Recently, Microsoft has announced that it has acquired a conversational AI and bot development firm XOXCO and the reason is simple; Microsoft wants to become the super-powers in giving the best building facility. Texas-based XOXCO has been building the way in conversational AI for approximately six years and has been accountable for the creation of Howdy-the first bcommercially accessible bot for Slack that assists in scheduling meetings. Microsoft over the years has partnered with the firm and has been inspired by its work, for example, the development of a Botkit that provides the development tools used by hundreds of thousands of developers on GitHub.
One can see that AI’s with conversational capabilities are fast becoming a way in which businesses engage with employees and customers these bots can also assist from creating virtual assistants and redesigning customer interactions to using conversational assistants to help employees communicate and collaborate to work better. According to a recent report that by 2020, conversational AI will be a supported user experience for more than 50 percent of large, consumer-centric enterprises. Microsoft’ existing Bot Framework, available as a service in Azure and on GitHub supports over 360,000 developers, and with the acquisition of XOXCO, Microsoft will continue to realize their approach of democratizing AI development, conversation, and dialog, and integrating conversational experiences where people communicate.
Over the last few months, it made several strategic moves to fasten the pace of AI development. Their acquisition of Semantic Machines in May brought a revolutionary new approach to conversational AI. In July, Microsoft acquired Bonsai to assist in reducing the barriers to AI development by combining machine teaching, reinforcement simulation, and learning. In September, Microsoft acquired Lobe, a company that has created a simple visual interface empowering anyone to develop and apply deep learning and AI models quickly, without writing code. The acquisition of GitHub in October demonstrates their belief in the power of communities to help fuel the next wave of bot development.

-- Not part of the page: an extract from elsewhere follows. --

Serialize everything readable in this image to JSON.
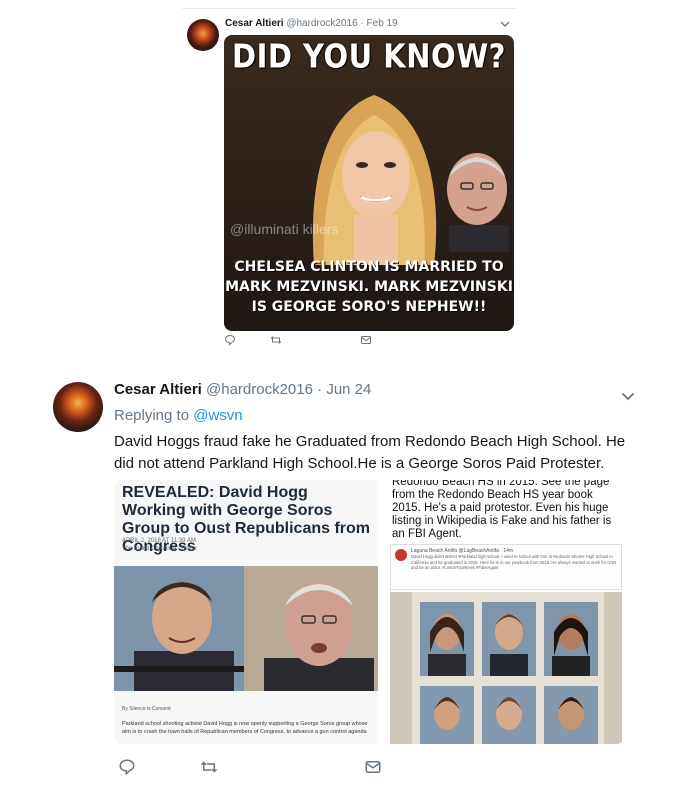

Microsoft is cashing in on the technology that today when we want assistance with regards to any new product, we are interacting with conversational bots. These bots are communicating with humans and solving their queries. Hence, Microsoft is trying to make it easier for developers without AI experience to tap into Microsoft’s expertise on the Azure platform.